• **Required action**
When the word "объявление" appears in a line of the data below, list that line.

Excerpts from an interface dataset

--*--

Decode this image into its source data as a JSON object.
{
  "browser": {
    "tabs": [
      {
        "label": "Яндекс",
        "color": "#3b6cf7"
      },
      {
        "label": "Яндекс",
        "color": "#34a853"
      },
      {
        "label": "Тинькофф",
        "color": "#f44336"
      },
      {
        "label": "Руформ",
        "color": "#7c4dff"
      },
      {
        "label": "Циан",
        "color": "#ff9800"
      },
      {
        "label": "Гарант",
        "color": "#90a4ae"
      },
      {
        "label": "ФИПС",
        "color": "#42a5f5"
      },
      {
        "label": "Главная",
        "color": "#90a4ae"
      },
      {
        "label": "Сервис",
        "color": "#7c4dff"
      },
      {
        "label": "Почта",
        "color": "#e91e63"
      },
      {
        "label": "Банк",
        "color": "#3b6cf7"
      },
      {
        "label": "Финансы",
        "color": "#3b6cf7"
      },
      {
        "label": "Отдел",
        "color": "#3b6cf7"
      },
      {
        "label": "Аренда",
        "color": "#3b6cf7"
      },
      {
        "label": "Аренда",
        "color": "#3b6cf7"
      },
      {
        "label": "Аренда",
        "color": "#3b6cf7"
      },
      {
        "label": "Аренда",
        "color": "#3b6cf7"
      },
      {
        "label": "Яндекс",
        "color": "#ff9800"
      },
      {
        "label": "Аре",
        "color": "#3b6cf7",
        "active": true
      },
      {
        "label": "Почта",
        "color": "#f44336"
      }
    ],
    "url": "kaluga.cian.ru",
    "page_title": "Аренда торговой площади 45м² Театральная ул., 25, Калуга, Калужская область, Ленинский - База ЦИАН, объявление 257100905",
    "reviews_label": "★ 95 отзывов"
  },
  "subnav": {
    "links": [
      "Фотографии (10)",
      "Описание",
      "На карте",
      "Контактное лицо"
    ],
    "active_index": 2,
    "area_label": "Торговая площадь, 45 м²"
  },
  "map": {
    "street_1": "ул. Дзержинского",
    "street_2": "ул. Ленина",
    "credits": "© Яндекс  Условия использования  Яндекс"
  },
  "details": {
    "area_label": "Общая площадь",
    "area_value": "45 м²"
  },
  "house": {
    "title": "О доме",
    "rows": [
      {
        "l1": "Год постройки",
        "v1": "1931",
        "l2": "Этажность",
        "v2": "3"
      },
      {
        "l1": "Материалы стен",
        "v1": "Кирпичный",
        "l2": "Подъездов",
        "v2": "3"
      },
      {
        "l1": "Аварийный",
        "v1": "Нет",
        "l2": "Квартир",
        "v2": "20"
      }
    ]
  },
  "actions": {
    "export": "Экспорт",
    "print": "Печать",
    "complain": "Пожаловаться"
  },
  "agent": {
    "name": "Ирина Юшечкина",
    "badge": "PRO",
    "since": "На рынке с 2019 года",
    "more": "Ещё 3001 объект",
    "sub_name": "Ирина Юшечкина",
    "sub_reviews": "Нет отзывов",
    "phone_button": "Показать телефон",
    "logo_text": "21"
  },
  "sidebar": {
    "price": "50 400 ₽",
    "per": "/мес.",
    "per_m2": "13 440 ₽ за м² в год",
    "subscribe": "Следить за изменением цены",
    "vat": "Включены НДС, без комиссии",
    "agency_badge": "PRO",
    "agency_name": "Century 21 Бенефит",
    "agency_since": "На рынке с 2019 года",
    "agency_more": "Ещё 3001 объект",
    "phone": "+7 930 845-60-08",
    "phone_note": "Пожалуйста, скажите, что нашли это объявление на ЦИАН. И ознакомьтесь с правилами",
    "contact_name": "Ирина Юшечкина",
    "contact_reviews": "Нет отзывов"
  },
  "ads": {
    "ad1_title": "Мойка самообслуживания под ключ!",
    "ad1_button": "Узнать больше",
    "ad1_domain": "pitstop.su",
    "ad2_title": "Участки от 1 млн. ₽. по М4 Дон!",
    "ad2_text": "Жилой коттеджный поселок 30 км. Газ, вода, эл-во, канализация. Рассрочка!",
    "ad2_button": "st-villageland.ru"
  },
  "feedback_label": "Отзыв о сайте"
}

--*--

• **Result of this exercise**
    "page_title": "Аренда торговой площади 45м² Театральная ул., 25, Калуга, Калужская область, Ленинский - База ЦИАН, объявление 257100905",
    "phone_note": "Пожалуйста, скажите, что нашли это объявление на ЦИАН. И ознакомьтесь с правилами",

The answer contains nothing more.